* Problem details:
Please return every line of the records below that holds the word "JSON".

___ Data excerpts ___

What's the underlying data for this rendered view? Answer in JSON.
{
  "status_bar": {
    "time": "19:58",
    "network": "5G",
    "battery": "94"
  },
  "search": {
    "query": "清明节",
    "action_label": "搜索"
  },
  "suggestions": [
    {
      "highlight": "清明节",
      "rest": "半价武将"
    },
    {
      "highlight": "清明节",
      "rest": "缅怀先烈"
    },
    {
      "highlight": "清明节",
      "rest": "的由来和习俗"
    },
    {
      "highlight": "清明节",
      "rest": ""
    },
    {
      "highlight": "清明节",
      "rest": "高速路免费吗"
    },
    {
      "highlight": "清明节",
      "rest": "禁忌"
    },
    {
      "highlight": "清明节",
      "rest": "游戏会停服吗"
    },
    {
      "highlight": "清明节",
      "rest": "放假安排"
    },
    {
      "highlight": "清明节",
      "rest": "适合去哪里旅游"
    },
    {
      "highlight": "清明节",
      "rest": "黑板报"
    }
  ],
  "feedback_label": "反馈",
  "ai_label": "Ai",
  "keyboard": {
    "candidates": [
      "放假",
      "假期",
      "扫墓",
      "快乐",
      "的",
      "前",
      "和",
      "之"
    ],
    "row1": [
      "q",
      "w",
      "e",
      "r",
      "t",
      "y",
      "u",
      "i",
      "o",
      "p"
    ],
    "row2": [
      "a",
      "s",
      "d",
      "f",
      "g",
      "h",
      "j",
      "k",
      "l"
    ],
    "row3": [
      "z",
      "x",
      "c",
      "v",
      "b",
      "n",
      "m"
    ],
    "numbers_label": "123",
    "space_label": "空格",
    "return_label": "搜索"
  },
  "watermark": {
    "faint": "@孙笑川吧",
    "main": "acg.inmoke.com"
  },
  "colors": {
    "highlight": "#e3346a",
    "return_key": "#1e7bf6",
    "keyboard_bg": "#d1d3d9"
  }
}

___
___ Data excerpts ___

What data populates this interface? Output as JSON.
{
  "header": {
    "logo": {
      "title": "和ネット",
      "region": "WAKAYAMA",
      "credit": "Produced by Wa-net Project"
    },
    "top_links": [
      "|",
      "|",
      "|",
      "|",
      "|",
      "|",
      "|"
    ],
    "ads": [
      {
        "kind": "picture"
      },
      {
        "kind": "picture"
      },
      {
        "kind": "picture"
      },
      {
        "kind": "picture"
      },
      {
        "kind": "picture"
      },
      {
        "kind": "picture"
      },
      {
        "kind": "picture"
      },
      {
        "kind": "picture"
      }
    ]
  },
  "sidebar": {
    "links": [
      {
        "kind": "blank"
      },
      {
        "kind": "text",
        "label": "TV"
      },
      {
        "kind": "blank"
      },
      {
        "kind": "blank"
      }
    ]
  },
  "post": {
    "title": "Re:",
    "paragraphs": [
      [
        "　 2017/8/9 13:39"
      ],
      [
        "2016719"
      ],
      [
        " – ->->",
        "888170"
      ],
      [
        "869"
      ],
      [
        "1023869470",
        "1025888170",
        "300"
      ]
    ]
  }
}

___

* Exercise answer:
What's the underlying data for this rendered view? Answer in JSON.
What data populates this interface? Output as JSON.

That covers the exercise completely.